**Assignment:** Retype the records below exactly as they appear, but leave out any pictures.
------------------------------------
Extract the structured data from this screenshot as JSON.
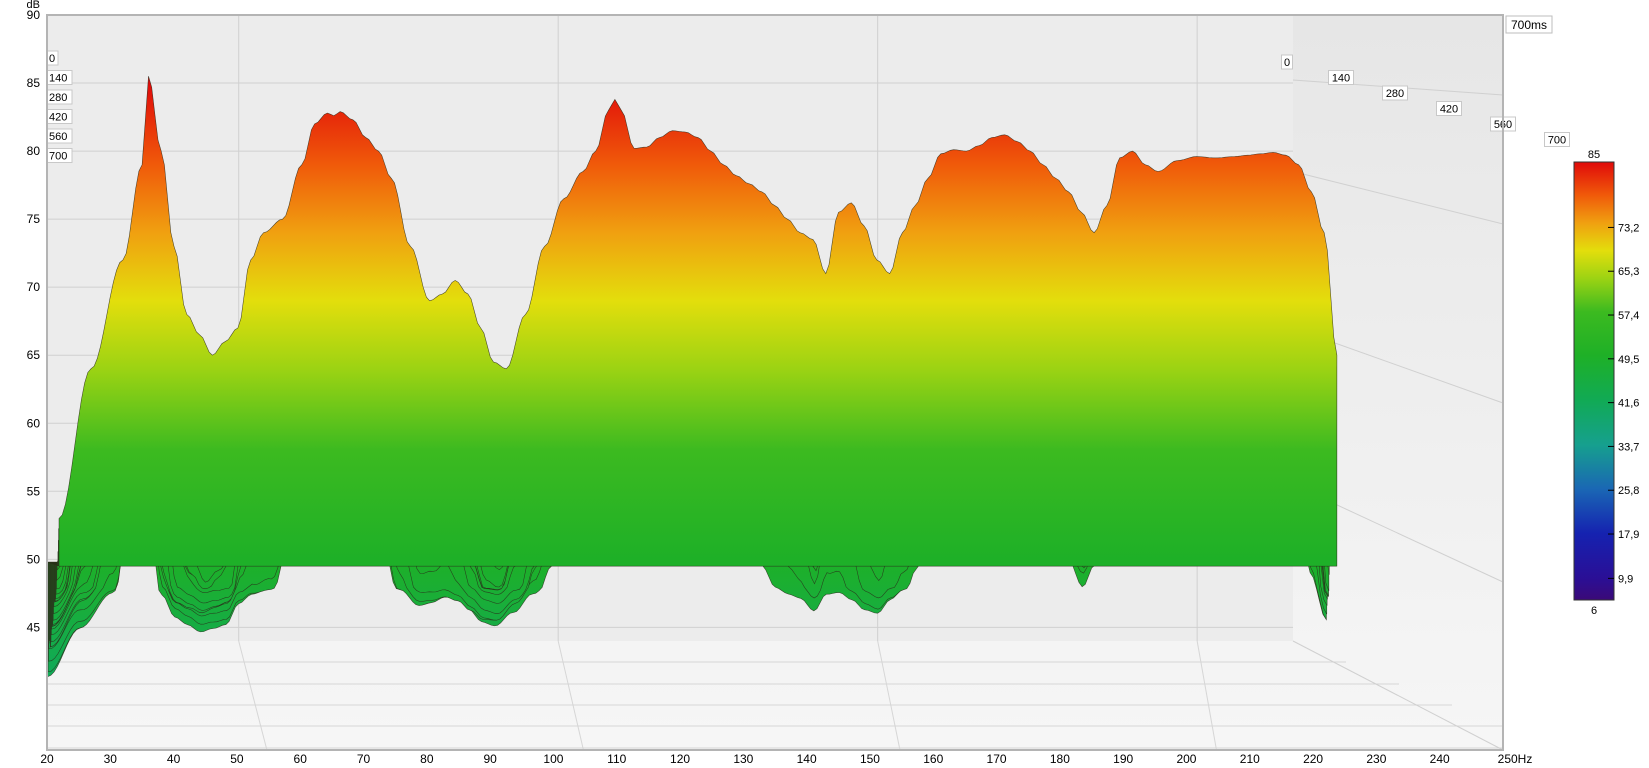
{
  "chart_data": {
    "type": "waterfall",
    "y_axis": {
      "unit": "dB",
      "ticks": [
        "90",
        "85",
        "80",
        "75",
        "70",
        "65",
        "60",
        "55",
        "50",
        "45"
      ],
      "range": [
        44,
        90
      ]
    },
    "x_axis": {
      "unit": "Hz",
      "ticks": [
        "20",
        "30",
        "40",
        "50",
        "60",
        "70",
        "80",
        "90",
        "100",
        "110",
        "120",
        "130",
        "140",
        "150",
        "160",
        "170",
        "180",
        "190",
        "200",
        "210",
        "220",
        "230",
        "240",
        "250Hz"
      ],
      "range": [
        20,
        250
      ]
    },
    "time_axis": {
      "ticks": [
        "0",
        "140",
        "280",
        "420",
        "560",
        "700"
      ],
      "range_label": "700ms",
      "range": [
        0,
        700
      ]
    },
    "colorbar": {
      "max_label": "85",
      "labels": [
        "73,2",
        "65,3",
        "57,4",
        "49,5",
        "41,6",
        "33,7",
        "25,8",
        "17,9",
        "9,9"
      ],
      "min_label": "6",
      "range": [
        6,
        85
      ]
    },
    "front_slice": {
      "time_ms": 0,
      "freq_hz": [
        20,
        25,
        30,
        33,
        34,
        36,
        38,
        40,
        42,
        44,
        46,
        48,
        50,
        52,
        55,
        58,
        60,
        62,
        63,
        64,
        66,
        68,
        70,
        72,
        75,
        78,
        80,
        82,
        84,
        86,
        88,
        90,
        93,
        96,
        99,
        102,
        104,
        106,
        107,
        108,
        110,
        112,
        114,
        116,
        118,
        120,
        122,
        124,
        126,
        128,
        130,
        132,
        134,
        136,
        138,
        140,
        142,
        144,
        146,
        148,
        150,
        152,
        154,
        156,
        158,
        160,
        162,
        164,
        166,
        168,
        170,
        172,
        174,
        176,
        178,
        180,
        182,
        184,
        186,
        188,
        190,
        192,
        195,
        198,
        201,
        204,
        206,
        208,
        210,
        212,
        214,
        216,
        218,
        220
      ],
      "db": [
        53,
        64,
        72,
        79,
        85.5,
        80,
        73,
        68,
        66.5,
        65,
        66,
        67,
        72,
        74,
        75,
        79,
        82,
        82.8,
        82.6,
        82.9,
        82.3,
        81,
        80,
        78,
        73,
        69,
        69.5,
        70.5,
        69.5,
        67,
        64.5,
        64,
        68,
        73,
        76.5,
        78.5,
        80,
        83,
        83.8,
        83,
        80.2,
        80.3,
        81,
        81.5,
        81.4,
        81,
        80,
        79,
        78.2,
        77.6,
        77,
        76,
        75,
        74,
        73.5,
        71,
        75.5,
        76.2,
        74.5,
        72,
        71,
        74,
        76,
        78,
        79.8,
        80.1,
        80,
        80.4,
        81,
        81.2,
        80.7,
        80,
        79,
        78,
        77,
        75.5,
        74,
        76,
        79.5,
        80,
        79,
        78.5,
        79.3,
        79.6,
        79.5,
        79.6,
        79.7,
        79.8,
        79.9,
        79.7,
        79,
        77,
        74,
        65
      ]
    },
    "colors": {
      "stops": [
        {
          "db": 85,
          "color": "#e00a0a"
        },
        {
          "db": 79,
          "color": "#f05a0a"
        },
        {
          "db": 74,
          "color": "#f0a010"
        },
        {
          "db": 69,
          "color": "#e3de0c"
        },
        {
          "db": 64,
          "color": "#9cd313"
        },
        {
          "db": 58,
          "color": "#3cba20"
        },
        {
          "db": 50,
          "color": "#1eb027"
        },
        {
          "db": 42,
          "color": "#11aa55"
        },
        {
          "db": 34,
          "color": "#16a08e"
        },
        {
          "db": 26,
          "color": "#1a67b4"
        },
        {
          "db": 18,
          "color": "#1522b0"
        },
        {
          "db": 10,
          "color": "#2a0f96"
        },
        {
          "db": 6,
          "color": "#3b0a78"
        }
      ]
    }
  }
}
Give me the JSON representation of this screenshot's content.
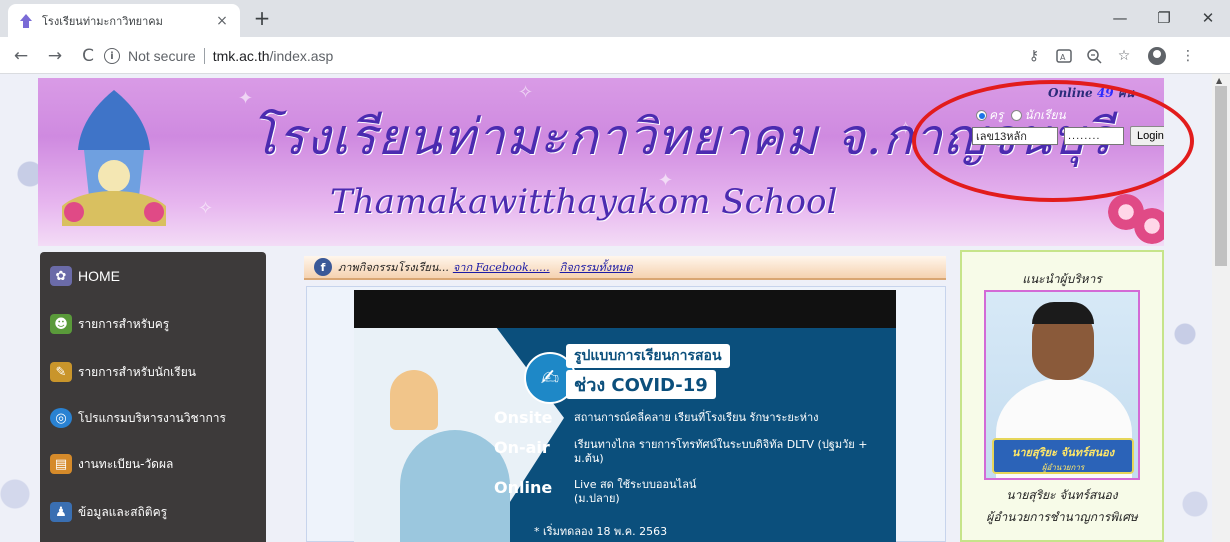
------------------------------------
**Exercise result:**
Extract the structured data from this screenshot as JSON.
{
  "chart_data": {
    "type": "waterfall",
    "y_axis": {
      "unit": "dB",
      "ticks": [
        "90",
        "85",
        "80",
        "75",
        "70",
        "65",
        "60",
        "55",
        "50",
        "45"
      ],
      "range": [
        44,
        90
      ]
    },
    "x_axis": {
      "unit": "Hz",
      "ticks": [
        "20",
        "30",
        "40",
        "50",
        "60",
        "70",
        "80",
        "90",
        "100",
        "110",
        "120",
        "130",
        "140",
        "150",
        "160",
        "170",
        "180",
        "190",
        "200",
        "210",
        "220",
        "230",
        "240",
        "250Hz"
      ],
      "range": [
        20,
        250
      ]
    },
    "time_axis": {
      "ticks": [
        "0",
        "140",
        "280",
        "420",
        "560",
        "700"
      ],
      "range_label": "700ms",
      "range": [
        0,
        700
      ]
    },
    "colorbar": {
      "max_label": "85",
      "labels": [
        "73,2",
        "65,3",
        "57,4",
        "49,5",
        "41,6",
        "33,7",
        "25,8",
        "17,9",
        "9,9"
      ],
      "min_label": "6",
      "range": [
        6,
        85
      ]
    },
    "front_slice": {
      "time_ms": 0,
      "freq_hz": [
        20,
        25,
        30,
        33,
        34,
        36,
        38,
        40,
        42,
        44,
        46,
        48,
        50,
        52,
        55,
        58,
        60,
        62,
        63,
        64,
        66,
        68,
        70,
        72,
        75,
        78,
        80,
        82,
        84,
        86,
        88,
        90,
        93,
        96,
        99,
        102,
        104,
        106,
        107,
        108,
        110,
        112,
        114,
        116,
        118,
        120,
        122,
        124,
        126,
        128,
        130,
        132,
        134,
        136,
        138,
        140,
        142,
        144,
        146,
        148,
        150,
        152,
        154,
        156,
        158,
        160,
        162,
        164,
        166,
        168,
        170,
        172,
        174,
        176,
        178,
        180,
        182,
        184,
        186,
        188,
        190,
        192,
        195,
        198,
        201,
        204,
        206,
        208,
        210,
        212,
        214,
        216,
        218,
        220
      ],
      "db": [
        53,
        64,
        72,
        79,
        85.5,
        80,
        73,
        68,
        66.5,
        65,
        66,
        67,
        72,
        74,
        75,
        79,
        82,
        82.8,
        82.6,
        82.9,
        82.3,
        81,
        80,
        78,
        73,
        69,
        69.5,
        70.5,
        69.5,
        67,
        64.5,
        64,
        68,
        73,
        76.5,
        78.5,
        80,
        83,
        83.8,
        83,
        80.2,
        80.3,
        81,
        81.5,
        81.4,
        81,
        80,
        79,
        78.2,
        77.6,
        77,
        76,
        75,
        74,
        73.5,
        71,
        75.5,
        76.2,
        74.5,
        72,
        71,
        74,
        76,
        78,
        79.8,
        80.1,
        80,
        80.4,
        81,
        81.2,
        80.7,
        80,
        79,
        78,
        77,
        75.5,
        74,
        76,
        79.5,
        80,
        79,
        78.5,
        79.3,
        79.6,
        79.5,
        79.6,
        79.7,
        79.8,
        79.9,
        79.7,
        79,
        77,
        74,
        65
      ]
    },
    "colors": {
      "stops": [
        {
          "db": 85,
          "color": "#e00a0a"
        },
        {
          "db": 79,
          "color": "#f05a0a"
        },
        {
          "db": 74,
          "color": "#f0a010"
        },
        {
          "db": 69,
          "color": "#e3de0c"
        },
        {
          "db": 64,
          "color": "#9cd313"
        },
        {
          "db": 58,
          "color": "#3cba20"
        },
        {
          "db": 50,
          "color": "#1eb027"
        },
        {
          "db": 42,
          "color": "#11aa55"
        },
        {
          "db": 34,
          "color": "#16a08e"
        },
        {
          "db": 26,
          "color": "#1a67b4"
        },
        {
          "db": 18,
          "color": "#1522b0"
        },
        {
          "db": 10,
          "color": "#2a0f96"
        },
        {
          "db": 6,
          "color": "#3b0a78"
        }
      ]
    }
  }
}
Give me the JSON representation of this screenshot's content.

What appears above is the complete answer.